Nearly three-quarters of men and women age 80 and older have high blood pressure, but their conditions are frequently not kept under control, according to new data from the National Heart, Lung, and Blood Institute's (NHLBI) long-standing Framingham Heart Study. In this age group, only 38 percent of men and 23 percent of women had blood pressures that met targets set forth in the National High Blood Pressure Education Program's (NHBPEP) clinical guidelines.
Full study results will be published in the July 27, 2005, edition of the Journal of the American Medical Association.
This study shows that while the rate of high blood pressure increased with age, numbers of people receiving treatment for the condition did not. Seventy-four percent of people age 80 and older had high blood pressure, compared with 63 percent of those age 60 to 79 and 27 percent of those under the age of 60. However, less than two thirds of hypertensive patients in the two older age groups received treatment.
High blood pressure, also called hypertension, is a major risk factor for the development of heart disease and a leading cause of many life-threatening conditions such as stroke, heart attack, and kidney failure.
"Many more men and women are now living healthy and active lives into their 80s and 90s. As clinicians, we should not loosen our management of high blood pressure just because a patient has had the good fortune to reach an older age," said Daniel Levy, M.D., director of the Framingham Heart Study and a study co-author. "For these patients, managing high blood pressure may make the difference between living many more healthy years, or spending those years recovering from a debilitating stroke or heart attack."

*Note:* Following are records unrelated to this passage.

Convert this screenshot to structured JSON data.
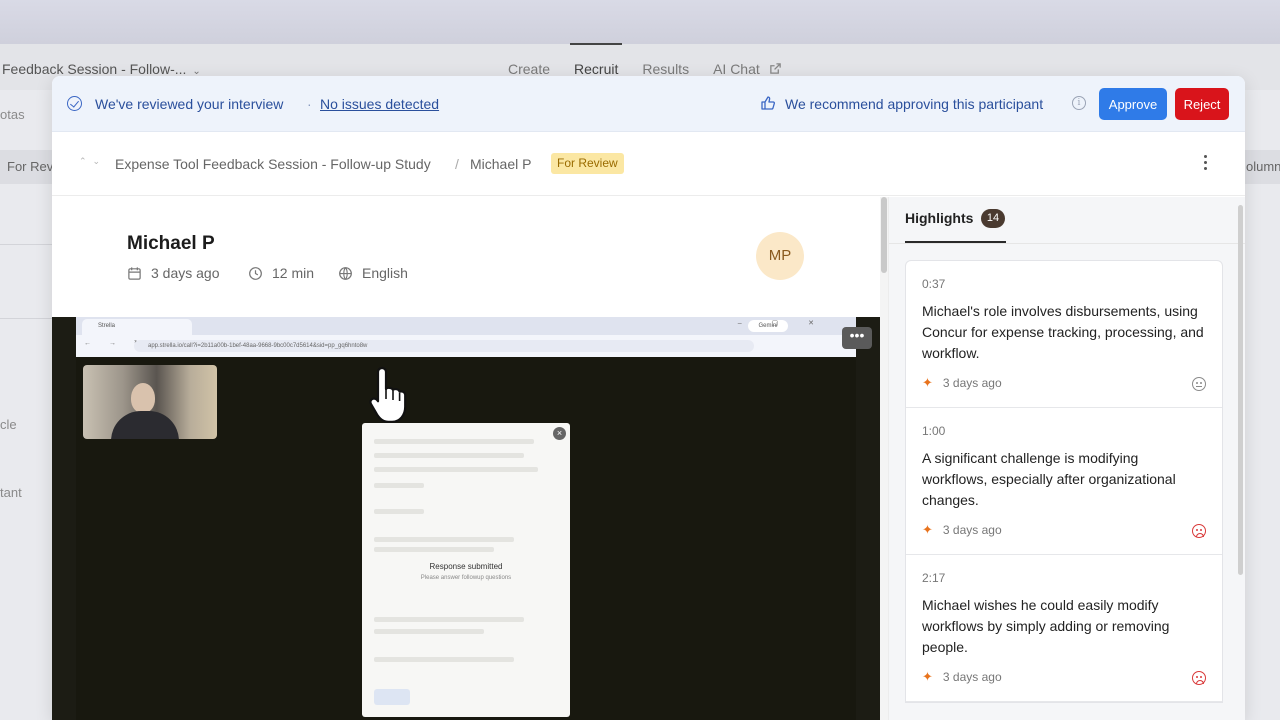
{
  "background": {
    "study_title": "Feedback Session - Follow-...",
    "tabs": [
      "Create",
      "Recruit",
      "Results",
      "AI Chat"
    ],
    "active_tab": "Recruit",
    "side_labels": [
      "otas",
      "For Rev",
      "cle",
      "tant"
    ],
    "right_label": "olumn"
  },
  "banner": {
    "reviewed_text": "We've reviewed your interview",
    "separator": "·",
    "issues_link": "No issues detected",
    "recommend_text": "We recommend approving this participant",
    "approve_label": "Approve",
    "reject_label": "Reject",
    "info_glyph": "i"
  },
  "breadcrumb": {
    "study": "Expense Tool Feedback Session - Follow-up Study",
    "separator": "/",
    "participant": "Michael P",
    "status_badge": "For Review"
  },
  "participant": {
    "name": "Michael P",
    "date": "3 days ago",
    "duration": "12 min",
    "language": "English",
    "avatar_initials": "MP"
  },
  "video": {
    "tab_title": "Strella",
    "gemini_label": "Gemini",
    "address": "app.strella.io/call?i=2b11a00b-1bef-48aa-9668-9bc00c7d5614&sid=pp_gq6hnto8w",
    "response_title": "Response submitted",
    "response_sub": "Please answer followup questions",
    "more_glyph": "•••",
    "close_glyph": "×"
  },
  "highlights": {
    "tab_label": "Highlights",
    "count": "14",
    "items": [
      {
        "time": "0:37",
        "text": "Michael's role involves disbursements, using Concur for expense tracking, processing, and workflow.",
        "age": "3 days ago",
        "sentiment": "neutral"
      },
      {
        "time": "1:00",
        "text": "A significant challenge is modifying workflows, especially after organizational changes.",
        "age": "3 days ago",
        "sentiment": "negative"
      },
      {
        "time": "2:17",
        "text": "Michael wishes he could easily modify workflows by simply adding or removing people.",
        "age": "3 days ago",
        "sentiment": "negative"
      }
    ]
  },
  "colors": {
    "accent_blue": "#2f7be8",
    "reject_red": "#d9141b",
    "badge_yellow": "#fbe7a3",
    "spark_orange": "#e8731d"
  }
}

Investigators from the Framingham Heart Study, a landmark epidemiological study that began in 1948, analyzed data from its original cohort of participants, enrolled in 1948-1952, and their offspring, enrolled 1971-1973. In all, this study included 5,296 participants contributing 14,458 total examinations over the period studied. High blood pressure was defined as a systolic blood pressure of greater or equal to 140 mm Hg or diastolic blood pressure greater than or equal to 90 mm Hg, or taking medication for reducing blood pressure. Normal blood pressure is less than 120 mm Hg systolic and less than 80 mm Hg diastolic.
According to the authors, the data suggest that the poor control rates may be due in part to poor selection of drug classes or from the use of a single drug for therapy. Among all ages studied, 60 percent of patients were treated with only one antihypertensive medication, and only 23 percent of men and 38 percent of women over age 80 were being treated with a diuretic.
Guidelines issued by NHLBI's NHBPEP state that most high blood pressure patients will require two or more medications to get blood pressure down to target levels, and that a diuretic should be one of the medications used. Diuretics have been shown to be more beneficial in lowering blood pressure and protecting against adverse complications of hypertension.
The NHLBI's hypertension guidelines are available online in the Seventh Report of the Joint National Committee on the Prevention, Detection, Evaluation and Treatment of High Blood Pressure. The guidelines are available online at http://www.nhlbi.nih.govv/health-pro/guidelines/current/hypertension-jnc-7.
To arrange an interview with Dr. Levy, please call the NHLBI Communications Office at (301) 496-4236. To interview the study's lead author, Dr. Donald M. Lloyd-Jones of Northwestern University's Feinberg School of Medicine, please call (312) 503-8928.